- **ASSIGNED TASK**
Write back every entry exactly as it reads, with the pictures left behind.

- **Web page and app entries**
————
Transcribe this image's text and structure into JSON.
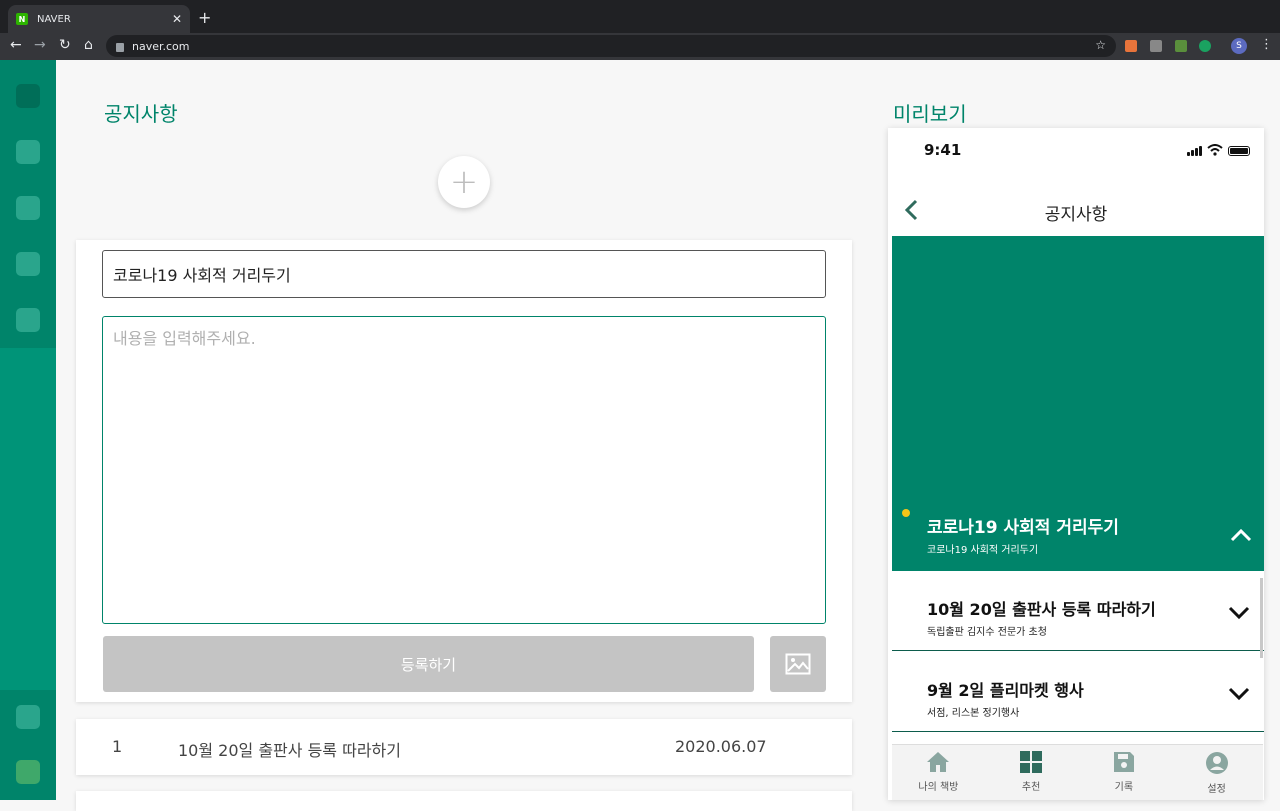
{
  "browser": {
    "tab_title": "NAVER",
    "url": "naver.com",
    "profile_initial": "S"
  },
  "main": {
    "section_title": "공지사항",
    "form": {
      "title_value": "코로나19 사회적 거리두기",
      "content_placeholder": "내용을 입력해주세요.",
      "submit_label": "등록하기"
    },
    "list": [
      {
        "no": "1",
        "title": "10월 20일 출판사 등록 따라하기",
        "date": "2020.06.07"
      }
    ]
  },
  "preview": {
    "section_title": "미리보기",
    "status_time": "9:41",
    "header_title": "공지사항",
    "expanded": {
      "title": "코로나19 사회적 거리두기",
      "subtitle": "코로나19 사회적 거리두기"
    },
    "items": [
      {
        "title": "10월 20일 출판사 등록 따라하기",
        "subtitle": "독립출판 김지수 전문가 초청"
      },
      {
        "title": "9월 2일 플리마켓 행사",
        "subtitle": "서점, 리스본 정기행사"
      }
    ],
    "bottom_tabs": [
      {
        "label": "나의 책방",
        "icon": "home-icon"
      },
      {
        "label": "추천",
        "icon": "grid-icon"
      },
      {
        "label": "기록",
        "icon": "save-icon"
      },
      {
        "label": "설정",
        "icon": "user-circle-icon"
      }
    ]
  },
  "colors": {
    "accent": "#00846a",
    "sidebar": "#009478",
    "dot": "#f5c518"
  }
}
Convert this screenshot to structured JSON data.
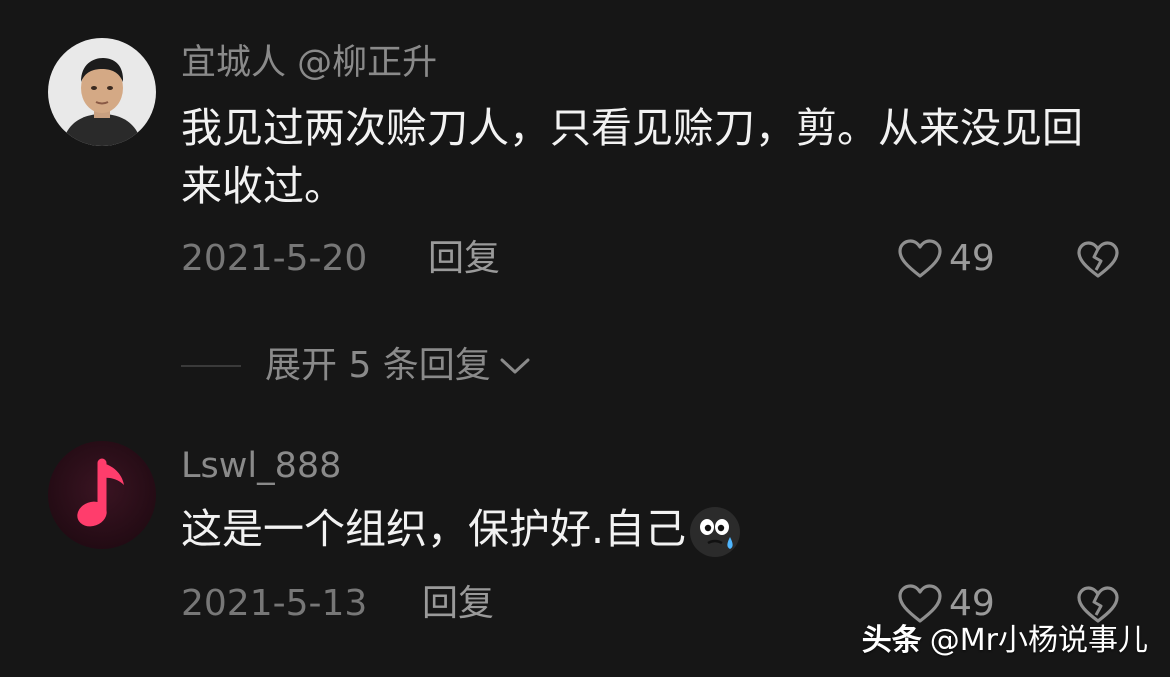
{
  "comments": [
    {
      "username": "宜城人 @柳正升",
      "text": "我见过两次赊刀人，只看见赊刀，剪。从来没见回来收过。",
      "date": "2021-5-20",
      "reply_label": "回复",
      "likes": "49",
      "avatar_icon": "person-photo-avatar"
    },
    {
      "username": "Lswl_888",
      "text": "这是一个组织，保护好.自己",
      "date": "2021-5-13",
      "reply_label": "回复",
      "likes": "49",
      "avatar_icon": "music-note-avatar",
      "emoji": "crying-face-emoji"
    }
  ],
  "expand_replies": "展开 5 条回复",
  "watermark": {
    "brand": "头条",
    "handle": "@Mr小杨说事儿"
  },
  "colors": {
    "background": "#161616",
    "primary_text": "#f2f2f2",
    "secondary_text": "#8a8a8a",
    "music_accent": "#ff3d6c"
  }
}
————
- **SOLUTION**
Transcribe this image's text and structure into JSON.
{
  "browser": {
    "tab_title": "NAVER",
    "url": "naver.com",
    "profile_initial": "S"
  },
  "main": {
    "section_title": "공지사항",
    "form": {
      "title_value": "코로나19 사회적 거리두기",
      "content_placeholder": "내용을 입력해주세요.",
      "submit_label": "등록하기"
    },
    "list": [
      {
        "no": "1",
        "title": "10월 20일 출판사 등록 따라하기",
        "date": "2020.06.07"
      }
    ]
  },
  "preview": {
    "section_title": "미리보기",
    "status_time": "9:41",
    "header_title": "공지사항",
    "expanded": {
      "title": "코로나19 사회적 거리두기",
      "subtitle": "코로나19 사회적 거리두기"
    },
    "items": [
      {
        "title": "10월 20일 출판사 등록 따라하기",
        "subtitle": "독립출판 김지수 전문가 초청"
      },
      {
        "title": "9월 2일 플리마켓 행사",
        "subtitle": "서점, 리스본 정기행사"
      }
    ],
    "bottom_tabs": [
      {
        "label": "나의 책방",
        "icon": "home-icon"
      },
      {
        "label": "추천",
        "icon": "grid-icon"
      },
      {
        "label": "기록",
        "icon": "save-icon"
      },
      {
        "label": "설정",
        "icon": "user-circle-icon"
      }
    ]
  },
  "colors": {
    "accent": "#00846a",
    "sidebar": "#009478",
    "dot": "#f5c518"
  }
}
Convert this screenshot to structured JSON data.
{
  "comments": [
    {
      "username": "宜城人 @柳正升",
      "text": "我见过两次赊刀人，只看见赊刀，剪。从来没见回来收过。",
      "date": "2021-5-20",
      "reply_label": "回复",
      "likes": "49",
      "avatar_icon": "person-photo-avatar"
    },
    {
      "username": "Lswl_888",
      "text": "这是一个组织，保护好.自己",
      "date": "2021-5-13",
      "reply_label": "回复",
      "likes": "49",
      "avatar_icon": "music-note-avatar",
      "emoji": "crying-face-emoji"
    }
  ],
  "expand_replies": "展开 5 条回复",
  "watermark": {
    "brand": "头条",
    "handle": "@Mr小杨说事儿"
  },
  "colors": {
    "background": "#161616",
    "primary_text": "#f2f2f2",
    "secondary_text": "#8a8a8a",
    "music_accent": "#ff3d6c"
  }
}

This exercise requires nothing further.